Writing was an implicit memory skill for me. I need to stop paying attention to how I'm doing it and just get back to doing it.

Wednesday, February 13, 2013

The mom, getting madder and madder

I am now the mom, sitting at home, getting madder and madder. I'm not quite pacing the floor, but I've definitely wandered around a little more than usual, and I'm having to fight the urge to grit my teeth.

R is an hour late getting home from school. He is not answering his phone and he has my car. He does NOT have my permission to be keeping my car.

He called from a friend's house and wanted to discuss dropping economics. Um, no. No. That's not a discussion to have over the phone. That's not a decision to make because you don't feel like working for one afternoon. He's going away for the weekend, and he's behind in economics, so the simplest solution to him is to quit. Yeah, no.

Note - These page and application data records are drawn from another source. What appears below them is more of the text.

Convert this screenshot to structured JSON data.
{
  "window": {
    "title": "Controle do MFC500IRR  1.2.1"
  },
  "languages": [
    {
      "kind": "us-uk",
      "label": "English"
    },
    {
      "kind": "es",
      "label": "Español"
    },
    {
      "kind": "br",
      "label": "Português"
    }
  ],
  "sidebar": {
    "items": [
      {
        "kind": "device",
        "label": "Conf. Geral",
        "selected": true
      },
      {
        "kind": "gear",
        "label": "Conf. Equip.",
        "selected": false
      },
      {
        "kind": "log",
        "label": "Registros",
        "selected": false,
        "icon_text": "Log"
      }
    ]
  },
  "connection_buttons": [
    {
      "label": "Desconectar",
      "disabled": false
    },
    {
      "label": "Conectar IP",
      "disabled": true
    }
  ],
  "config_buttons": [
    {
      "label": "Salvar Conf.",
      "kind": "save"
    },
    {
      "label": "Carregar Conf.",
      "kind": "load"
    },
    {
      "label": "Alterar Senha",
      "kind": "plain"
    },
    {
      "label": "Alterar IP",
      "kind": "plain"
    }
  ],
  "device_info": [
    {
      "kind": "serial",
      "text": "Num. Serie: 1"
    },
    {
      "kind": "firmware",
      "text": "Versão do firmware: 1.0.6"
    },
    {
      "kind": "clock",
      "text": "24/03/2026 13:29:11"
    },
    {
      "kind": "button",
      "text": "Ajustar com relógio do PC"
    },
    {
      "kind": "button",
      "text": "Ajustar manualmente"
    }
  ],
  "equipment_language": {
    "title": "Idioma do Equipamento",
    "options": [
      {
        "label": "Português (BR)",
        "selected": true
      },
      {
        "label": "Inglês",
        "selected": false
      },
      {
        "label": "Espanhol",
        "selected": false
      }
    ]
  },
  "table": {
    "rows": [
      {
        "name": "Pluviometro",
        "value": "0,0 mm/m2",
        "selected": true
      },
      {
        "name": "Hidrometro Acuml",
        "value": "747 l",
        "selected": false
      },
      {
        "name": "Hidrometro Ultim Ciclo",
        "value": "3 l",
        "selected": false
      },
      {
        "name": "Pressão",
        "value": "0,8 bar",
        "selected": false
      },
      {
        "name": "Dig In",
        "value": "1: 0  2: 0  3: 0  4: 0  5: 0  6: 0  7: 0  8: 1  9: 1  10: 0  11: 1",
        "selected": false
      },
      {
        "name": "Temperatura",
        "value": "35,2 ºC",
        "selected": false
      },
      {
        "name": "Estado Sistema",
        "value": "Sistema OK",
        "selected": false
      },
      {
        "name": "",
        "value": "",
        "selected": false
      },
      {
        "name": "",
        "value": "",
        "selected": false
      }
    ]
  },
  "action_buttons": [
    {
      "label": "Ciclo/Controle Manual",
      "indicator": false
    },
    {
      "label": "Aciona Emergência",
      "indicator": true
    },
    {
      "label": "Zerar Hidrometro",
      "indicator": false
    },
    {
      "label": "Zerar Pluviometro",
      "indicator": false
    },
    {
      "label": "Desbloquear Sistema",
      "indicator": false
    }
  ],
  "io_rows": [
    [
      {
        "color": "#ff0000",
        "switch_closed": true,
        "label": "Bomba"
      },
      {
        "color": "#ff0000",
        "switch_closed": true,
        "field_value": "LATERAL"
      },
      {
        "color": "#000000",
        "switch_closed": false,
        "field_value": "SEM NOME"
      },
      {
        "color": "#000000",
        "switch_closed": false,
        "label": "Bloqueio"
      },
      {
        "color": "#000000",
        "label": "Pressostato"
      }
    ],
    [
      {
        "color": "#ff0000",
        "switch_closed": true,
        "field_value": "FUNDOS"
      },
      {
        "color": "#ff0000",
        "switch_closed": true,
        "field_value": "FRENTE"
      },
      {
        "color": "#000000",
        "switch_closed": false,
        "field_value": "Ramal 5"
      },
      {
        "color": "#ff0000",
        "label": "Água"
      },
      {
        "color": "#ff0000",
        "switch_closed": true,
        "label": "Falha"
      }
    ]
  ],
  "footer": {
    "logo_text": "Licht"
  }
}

We're busy making all sorts of interesting plans: he's going away this weekend to visit a friend, we're going away together in March, he's making summer plans, and next year if I can get all the stupid paperwork arranged, he's going to have a hugely fun and exciting year, so I think he's suffering from an acute case of senior-itis. Unfortunately for him, he's a junior.

I don't want to be the authoritarian dictator saying 'if you're not getting As, you're not going out,' (for lots of reasons, not the least of which is that I believe the right time to screw up is now, not later) but at the same time, I'm frustrated when I see him making decisions that seem short-sighted. I suppose that every parent goes through this.

Hmm, I just realized that part of my frustration is because I'm getting over-invested due to dealing with all this complicated paperwork. Maybe I should be making him do that. It's his year, after all. But I don't think he even can: it all calls for my signatures.

If we were birds, he'd be the baby bird sitting on the side of the nest and I'd be the momma bird screeching, "flap harder, flap harder, you're not flapping hard enough" while simultaneously trying to decide whether to give him the big kick out or grab on because he's just not flapping hard enough. Metaphorical birds, of course. I'm pretty sure real momma birds just fly away and leave the babies to figure it out on their own when they're ready.